[Exercise aim]:
Copy the lines below word for word, skipping any image.

-------- Dataset entries --------

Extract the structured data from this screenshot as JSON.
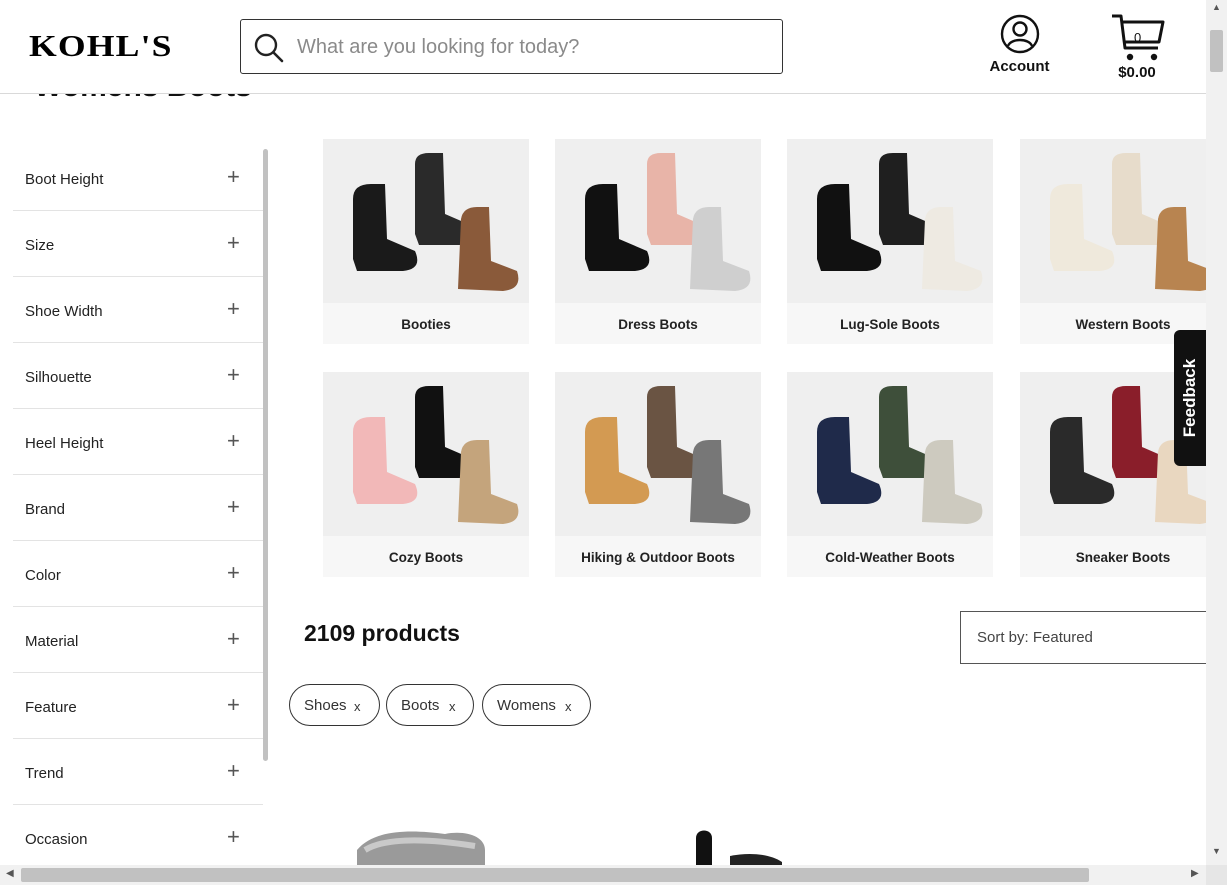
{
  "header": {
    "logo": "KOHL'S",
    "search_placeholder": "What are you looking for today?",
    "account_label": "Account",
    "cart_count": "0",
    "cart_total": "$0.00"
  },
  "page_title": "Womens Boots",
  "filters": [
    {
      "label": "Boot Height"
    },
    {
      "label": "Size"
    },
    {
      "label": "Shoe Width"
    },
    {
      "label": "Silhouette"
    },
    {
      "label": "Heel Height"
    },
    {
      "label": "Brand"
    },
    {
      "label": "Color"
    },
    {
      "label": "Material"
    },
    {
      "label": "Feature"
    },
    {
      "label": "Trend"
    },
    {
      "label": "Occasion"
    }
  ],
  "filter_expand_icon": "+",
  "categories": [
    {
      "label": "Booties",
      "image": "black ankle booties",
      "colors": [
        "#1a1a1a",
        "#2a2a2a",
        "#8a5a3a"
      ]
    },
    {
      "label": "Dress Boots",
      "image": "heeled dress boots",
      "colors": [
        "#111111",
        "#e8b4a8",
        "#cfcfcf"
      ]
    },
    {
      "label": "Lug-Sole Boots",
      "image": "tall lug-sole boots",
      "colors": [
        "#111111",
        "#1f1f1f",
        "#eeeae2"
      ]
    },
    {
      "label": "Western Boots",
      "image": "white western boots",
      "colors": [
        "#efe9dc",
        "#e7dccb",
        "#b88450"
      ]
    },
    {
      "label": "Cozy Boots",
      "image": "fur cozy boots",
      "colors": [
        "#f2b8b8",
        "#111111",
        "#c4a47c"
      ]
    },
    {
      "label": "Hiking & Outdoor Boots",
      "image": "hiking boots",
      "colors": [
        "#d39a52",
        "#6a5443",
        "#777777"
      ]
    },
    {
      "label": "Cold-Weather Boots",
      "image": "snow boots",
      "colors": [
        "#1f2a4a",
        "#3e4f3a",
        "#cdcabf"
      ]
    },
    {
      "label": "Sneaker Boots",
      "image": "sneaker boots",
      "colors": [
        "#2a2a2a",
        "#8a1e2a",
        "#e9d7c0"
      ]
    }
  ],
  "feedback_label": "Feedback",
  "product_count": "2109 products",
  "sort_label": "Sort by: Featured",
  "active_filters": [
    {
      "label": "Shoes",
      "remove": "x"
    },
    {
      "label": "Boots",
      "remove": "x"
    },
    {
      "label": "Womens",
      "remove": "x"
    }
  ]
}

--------

[Response]:
Extract the structured data from this screenshot as JSON.
{
  "header": {
    "logo": "KOHL'S",
    "search_placeholder": "What are you looking for today?",
    "account_label": "Account",
    "cart_count": "0",
    "cart_total": "$0.00"
  },
  "page_title": "Womens Boots",
  "filters": [
    {
      "label": "Boot Height"
    },
    {
      "label": "Size"
    },
    {
      "label": "Shoe Width"
    },
    {
      "label": "Silhouette"
    },
    {
      "label": "Heel Height"
    },
    {
      "label": "Brand"
    },
    {
      "label": "Color"
    },
    {
      "label": "Material"
    },
    {
      "label": "Feature"
    },
    {
      "label": "Trend"
    },
    {
      "label": "Occasion"
    }
  ],
  "filter_expand_icon": "+",
  "categories": [
    {
      "label": "Booties",
      "image": "black ankle booties",
      "colors": [
        "#1a1a1a",
        "#2a2a2a",
        "#8a5a3a"
      ]
    },
    {
      "label": "Dress Boots",
      "image": "heeled dress boots",
      "colors": [
        "#111111",
        "#e8b4a8",
        "#cfcfcf"
      ]
    },
    {
      "label": "Lug-Sole Boots",
      "image": "tall lug-sole boots",
      "colors": [
        "#111111",
        "#1f1f1f",
        "#eeeae2"
      ]
    },
    {
      "label": "Western Boots",
      "image": "white western boots",
      "colors": [
        "#efe9dc",
        "#e7dccb",
        "#b88450"
      ]
    },
    {
      "label": "Cozy Boots",
      "image": "fur cozy boots",
      "colors": [
        "#f2b8b8",
        "#111111",
        "#c4a47c"
      ]
    },
    {
      "label": "Hiking & Outdoor Boots",
      "image": "hiking boots",
      "colors": [
        "#d39a52",
        "#6a5443",
        "#777777"
      ]
    },
    {
      "label": "Cold-Weather Boots",
      "image": "snow boots",
      "colors": [
        "#1f2a4a",
        "#3e4f3a",
        "#cdcabf"
      ]
    },
    {
      "label": "Sneaker Boots",
      "image": "sneaker boots",
      "colors": [
        "#2a2a2a",
        "#8a1e2a",
        "#e9d7c0"
      ]
    }
  ],
  "feedback_label": "Feedback",
  "product_count": "2109 products",
  "sort_label": "Sort by: Featured",
  "active_filters": [
    {
      "label": "Shoes",
      "remove": "x"
    },
    {
      "label": "Boots",
      "remove": "x"
    },
    {
      "label": "Womens",
      "remove": "x"
    }
  ]
}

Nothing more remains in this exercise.